YOUR INSTRUCTIONS -> Filter out every line below that lacks "TIME", and copy the rest.

RECORDS SUPPLIED ->
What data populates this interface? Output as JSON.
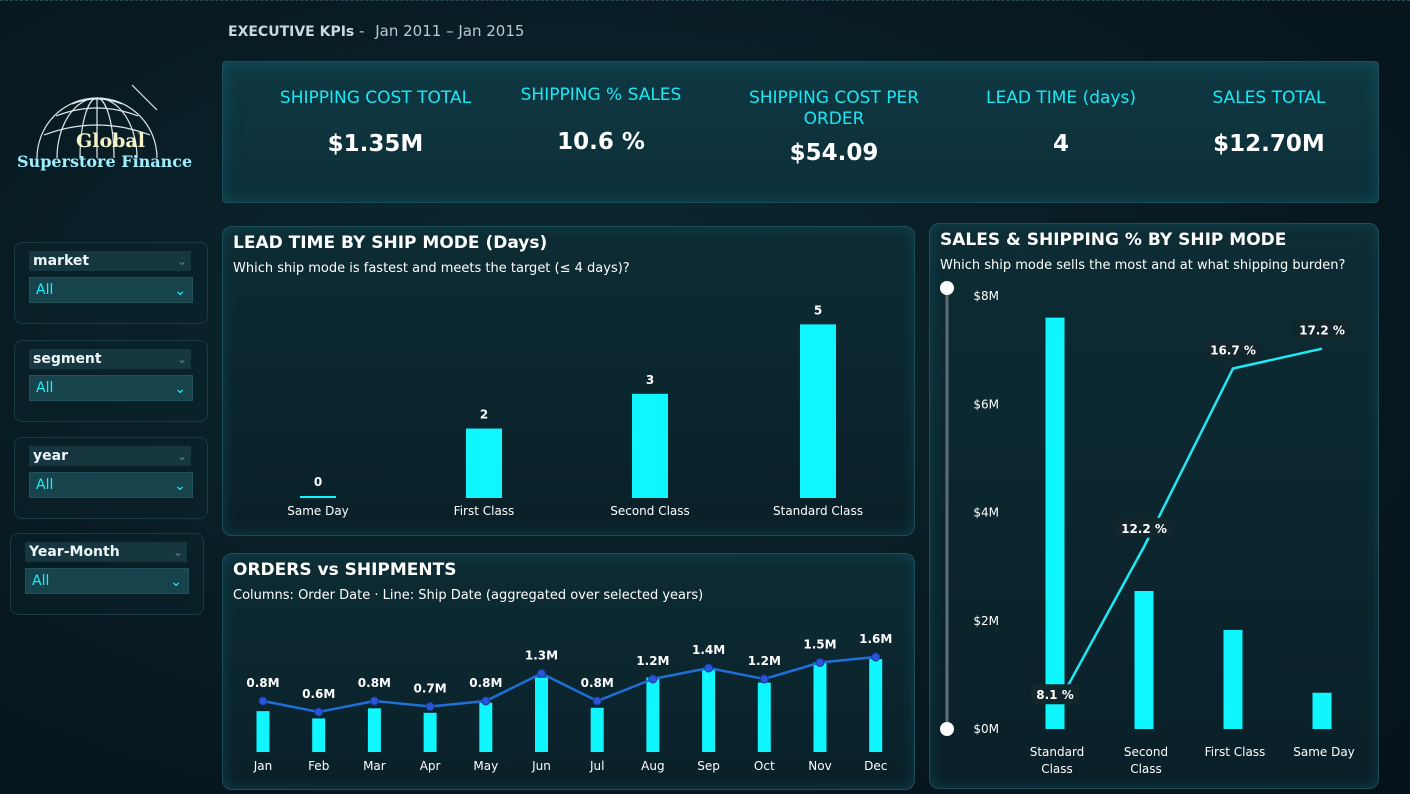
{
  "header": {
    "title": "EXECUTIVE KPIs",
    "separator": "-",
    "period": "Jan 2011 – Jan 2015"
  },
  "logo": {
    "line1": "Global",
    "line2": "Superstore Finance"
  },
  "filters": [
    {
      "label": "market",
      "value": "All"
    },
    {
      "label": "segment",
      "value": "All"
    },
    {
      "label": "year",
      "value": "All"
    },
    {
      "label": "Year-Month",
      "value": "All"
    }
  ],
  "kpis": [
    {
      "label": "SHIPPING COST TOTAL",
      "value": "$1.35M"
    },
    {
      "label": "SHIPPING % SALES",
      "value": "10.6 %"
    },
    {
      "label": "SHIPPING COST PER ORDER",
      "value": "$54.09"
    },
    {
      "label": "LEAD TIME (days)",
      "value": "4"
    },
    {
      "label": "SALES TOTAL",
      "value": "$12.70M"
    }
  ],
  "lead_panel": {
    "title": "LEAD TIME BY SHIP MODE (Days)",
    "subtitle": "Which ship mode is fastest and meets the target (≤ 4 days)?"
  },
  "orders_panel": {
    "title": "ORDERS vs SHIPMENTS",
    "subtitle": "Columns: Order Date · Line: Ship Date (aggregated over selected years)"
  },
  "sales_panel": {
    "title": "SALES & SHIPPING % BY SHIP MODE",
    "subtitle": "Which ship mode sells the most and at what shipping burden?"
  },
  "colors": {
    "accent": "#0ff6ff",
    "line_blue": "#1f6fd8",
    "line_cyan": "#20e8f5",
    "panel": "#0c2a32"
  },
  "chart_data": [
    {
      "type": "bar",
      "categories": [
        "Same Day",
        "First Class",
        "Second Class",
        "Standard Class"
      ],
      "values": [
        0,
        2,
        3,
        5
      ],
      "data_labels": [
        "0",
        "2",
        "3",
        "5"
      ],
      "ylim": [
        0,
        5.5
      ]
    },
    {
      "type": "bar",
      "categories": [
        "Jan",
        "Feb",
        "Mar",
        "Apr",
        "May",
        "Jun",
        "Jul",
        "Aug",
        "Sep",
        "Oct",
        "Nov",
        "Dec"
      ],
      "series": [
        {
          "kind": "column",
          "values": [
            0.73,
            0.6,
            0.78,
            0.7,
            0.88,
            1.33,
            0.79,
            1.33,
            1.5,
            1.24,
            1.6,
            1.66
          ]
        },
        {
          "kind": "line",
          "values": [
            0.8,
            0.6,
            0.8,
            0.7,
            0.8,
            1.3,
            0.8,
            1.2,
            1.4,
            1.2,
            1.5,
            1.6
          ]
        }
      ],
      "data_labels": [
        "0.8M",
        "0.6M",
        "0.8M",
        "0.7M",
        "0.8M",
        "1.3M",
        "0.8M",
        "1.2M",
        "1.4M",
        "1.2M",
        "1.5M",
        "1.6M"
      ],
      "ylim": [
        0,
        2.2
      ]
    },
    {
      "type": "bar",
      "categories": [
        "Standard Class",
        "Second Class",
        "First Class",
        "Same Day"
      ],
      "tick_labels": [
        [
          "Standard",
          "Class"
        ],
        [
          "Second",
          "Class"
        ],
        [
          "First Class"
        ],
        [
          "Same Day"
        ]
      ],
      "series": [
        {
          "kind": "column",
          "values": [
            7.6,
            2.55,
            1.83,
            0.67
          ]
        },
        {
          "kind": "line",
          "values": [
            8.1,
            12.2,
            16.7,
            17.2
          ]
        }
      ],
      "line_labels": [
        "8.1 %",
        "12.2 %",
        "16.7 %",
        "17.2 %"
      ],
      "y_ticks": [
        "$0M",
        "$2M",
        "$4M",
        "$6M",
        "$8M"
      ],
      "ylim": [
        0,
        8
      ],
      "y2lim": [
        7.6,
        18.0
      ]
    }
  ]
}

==

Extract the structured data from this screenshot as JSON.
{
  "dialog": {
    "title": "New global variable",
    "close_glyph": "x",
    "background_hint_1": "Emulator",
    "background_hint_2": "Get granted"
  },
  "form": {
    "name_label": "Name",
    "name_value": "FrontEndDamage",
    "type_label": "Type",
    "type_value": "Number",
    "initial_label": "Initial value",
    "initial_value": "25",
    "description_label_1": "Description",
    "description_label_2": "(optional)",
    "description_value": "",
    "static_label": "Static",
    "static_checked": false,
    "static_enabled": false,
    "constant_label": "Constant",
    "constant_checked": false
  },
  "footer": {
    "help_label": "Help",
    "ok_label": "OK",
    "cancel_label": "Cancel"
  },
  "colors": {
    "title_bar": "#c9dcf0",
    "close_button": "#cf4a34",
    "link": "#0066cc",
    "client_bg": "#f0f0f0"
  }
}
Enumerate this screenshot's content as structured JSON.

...

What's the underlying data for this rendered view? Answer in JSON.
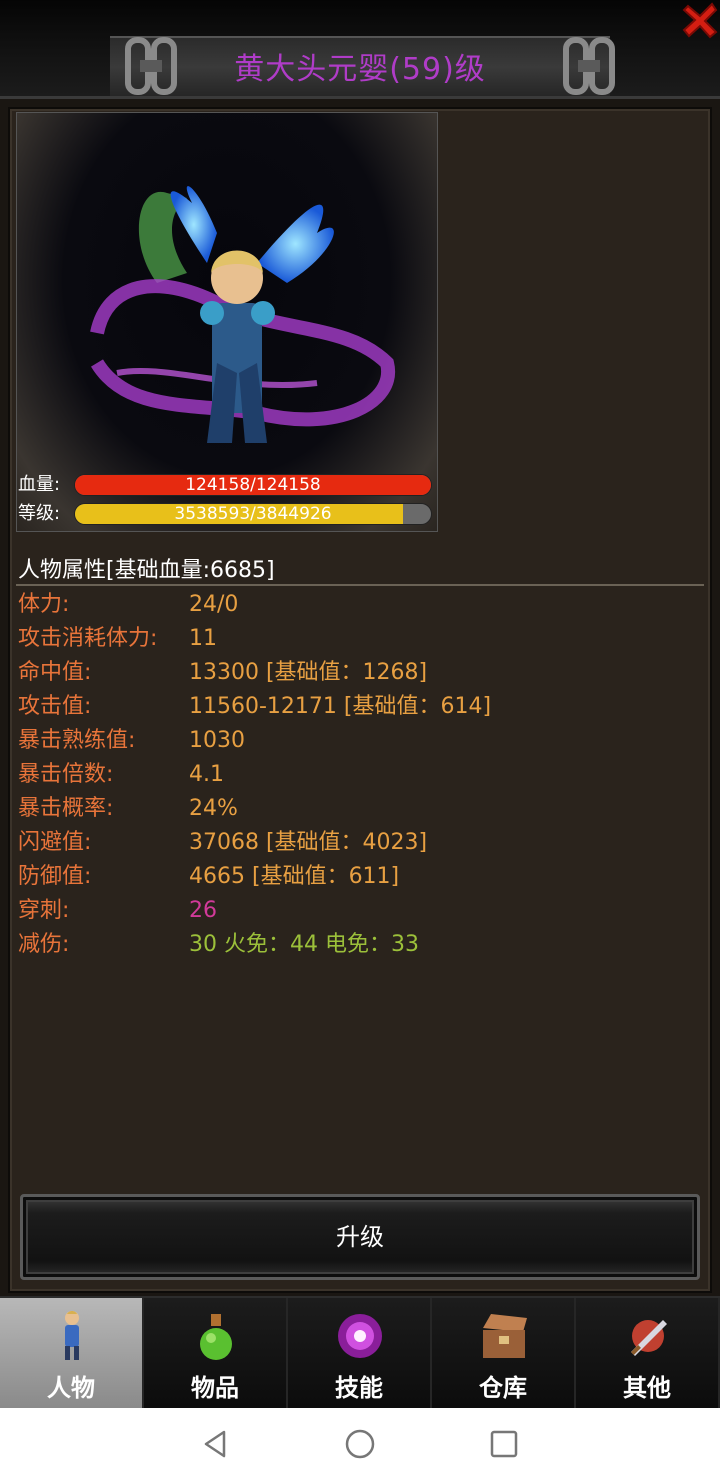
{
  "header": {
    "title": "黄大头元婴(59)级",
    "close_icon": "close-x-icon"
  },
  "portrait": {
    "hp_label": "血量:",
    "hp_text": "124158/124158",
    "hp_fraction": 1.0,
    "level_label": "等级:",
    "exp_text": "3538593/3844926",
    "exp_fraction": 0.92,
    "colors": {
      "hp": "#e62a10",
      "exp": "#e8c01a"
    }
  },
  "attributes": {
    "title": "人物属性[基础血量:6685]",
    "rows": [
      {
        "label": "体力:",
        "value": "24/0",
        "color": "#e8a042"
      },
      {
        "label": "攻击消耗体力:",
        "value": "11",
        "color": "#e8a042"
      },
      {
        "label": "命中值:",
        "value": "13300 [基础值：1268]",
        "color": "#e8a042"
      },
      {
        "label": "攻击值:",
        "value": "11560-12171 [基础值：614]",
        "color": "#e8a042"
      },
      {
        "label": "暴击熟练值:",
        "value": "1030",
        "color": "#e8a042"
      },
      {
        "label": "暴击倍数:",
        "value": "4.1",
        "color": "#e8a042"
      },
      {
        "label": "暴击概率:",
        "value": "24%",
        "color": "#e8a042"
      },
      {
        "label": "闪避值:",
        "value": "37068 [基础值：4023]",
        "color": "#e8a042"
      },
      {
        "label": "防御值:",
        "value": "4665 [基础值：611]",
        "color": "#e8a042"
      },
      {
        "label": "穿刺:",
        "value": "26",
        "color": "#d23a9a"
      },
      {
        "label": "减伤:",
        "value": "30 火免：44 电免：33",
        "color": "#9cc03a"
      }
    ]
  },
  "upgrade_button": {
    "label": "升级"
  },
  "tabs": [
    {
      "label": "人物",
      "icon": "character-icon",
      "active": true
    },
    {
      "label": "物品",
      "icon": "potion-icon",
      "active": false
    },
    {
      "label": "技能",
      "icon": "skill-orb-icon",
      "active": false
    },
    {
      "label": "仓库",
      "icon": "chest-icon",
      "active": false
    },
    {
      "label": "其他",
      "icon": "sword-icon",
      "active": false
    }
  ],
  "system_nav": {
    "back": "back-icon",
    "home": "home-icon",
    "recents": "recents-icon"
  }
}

RESULT OF THE TASK ->
      "label": "LEAD TIME (days)",
    "title": "LEAD TIME BY SHIP MODE (Days)",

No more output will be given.